I'm still sorry you're having to deal with all this,

Samantha said...

I completely agree with you about the treatments being free-fall. My very first IVF was a converted timed intercourse with injectibles. I'm still a little pissed that my RE never mentioned that as a possibility, because suddenly I had to make this important decision in a matter of two days.

The donor egg has come up for me too. Like Orenstein, it was something I would have never considered, and was talking to my husband about how I wouldn't consider it, and suddenly, I was considering it!

Sunny said...

WOW to great thoughts! You know when you first begin the journey you have goals and also things on your "I will never do" list. One by one different things are checked off the list as failure. You are left with rethinking.

You made me think!

The Town Criers said...

Eeeew to the RE. He sounds a bit like my old OB who gave us many wonderful catchphrases that we still use today when we need a good laugh...

I think the free-fall description captures it. And how we keep moving to consider new things. And I think sometimes it's self-preservation as we still strive to be a parent. And sometimes it's simply because you get past the knee-jerk reaction and read more and consider the possibility. At least, I'm giving myself that excuse.

Wishing you a good trip!

Bea said...

Whoa! What a consult.

I love your answer to the second question. I do find myself chasing stories of how *what I'm doing right now* worked for so-and-so, as if that's going to make a difference to me.

I also laughed at "Hanging Out With Daisy".

Bea

Sticky Bun said...

First--can you tell how you got your tracker? All the ones I've found are so busy, but I like the idea of tracking our progress...

Second, 6 embryos is ridiculous. And insensitive and dismissive.

Argh.

I'm sure you've already been over this in your mind, but if you had any interest in looking for a second opinion or an RE recommendation in SF, I'd be happy to ask my SIL (the surgeon in SF--shes pretty well connected and there's no one I would trust more).

Anyhow, I'm sure you've already done a ton of research and asking around, so feel free to ignore the unsolicited offer! :-)

BestLight said...

Hi, Erin. I was going to say you made me laugh with "Hanging out with Daisy." But others beat me to it.

So, this is your other passage that stuck with me: "I’ve become more in touch with my body, rather than alienated from it."

What a wonderful side-effect from a crappy situation!

Hope things go well on your next cycle.
Lori

millie said...

Welcome, home. I'm another Bay Area high fsher so I feel remiss in my Welcome Wagon duties.

There are quite a few local REs to consider (and quite a few NOT to consider) if you're thinking of working with someone else.

I think most of us high fshers/poor responders go down a much steeper slope like you mentionned. We just don't necessarily have the same options.

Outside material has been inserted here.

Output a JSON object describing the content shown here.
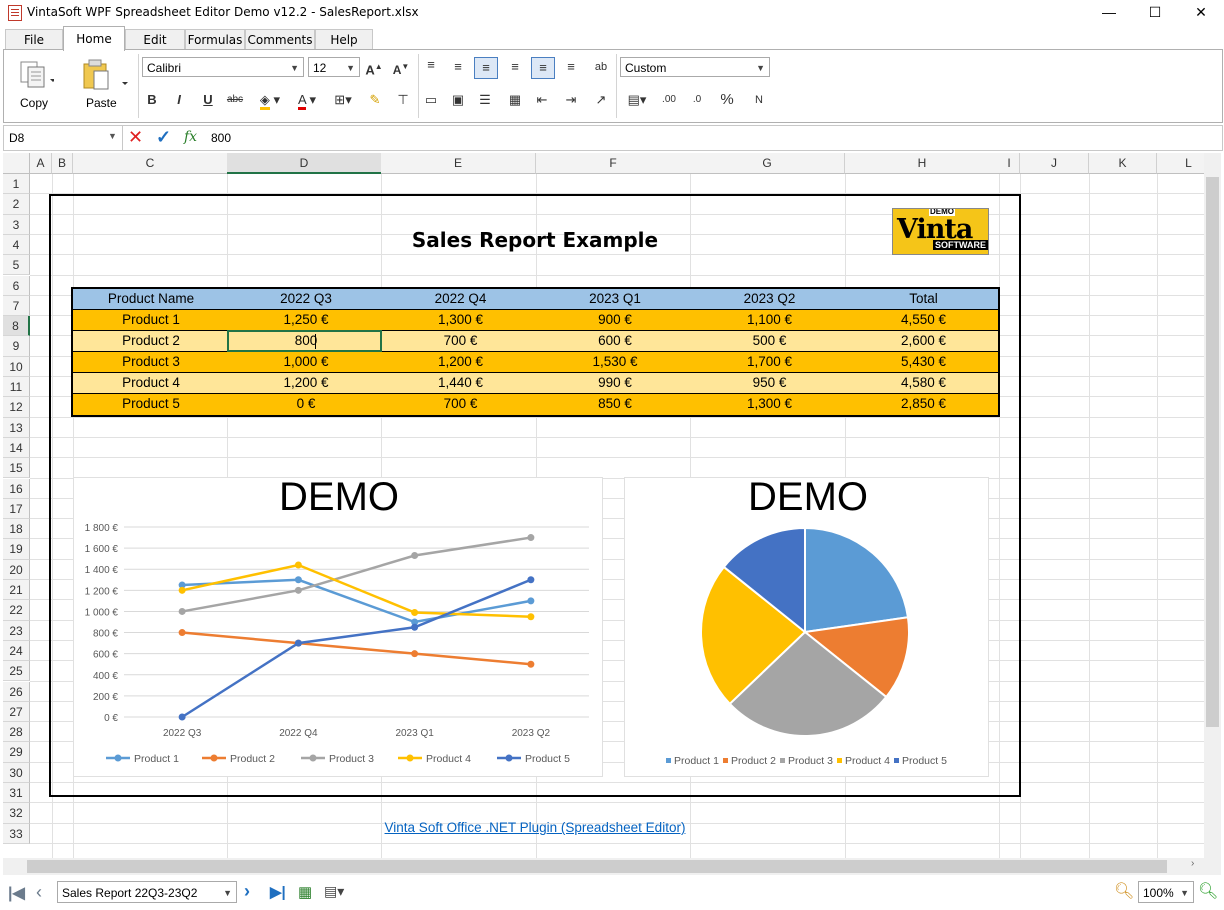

I gotta say I found it strange to consider using Donor Eggs when it was brought up in my very first consult because I WAS a donor years ago. It's not nearly so strange now. In fact, lots of folks who conceive with donor eggs think of the process in thirds: the man contributes half the genetic material, the donor the other half and the recipient does most of the work (and, in fact, influences which genes will turn on or not).

Best of luck to you.

Amy said...

Erin, I'm so sorry to hear about the news your doctor told you. Crappy news in addition to complete rambling from your RE...double UGHs. Millie summed it up best with her comment about the donor route- a third of the baby will be yours, not just the donor and your husband. Anyways, thinking of you. Big Hugs :)

Rebecca said...

RYC: I haven't listened to Whiskeytown but I think I'll have to! I'm literally spinning in excitement now!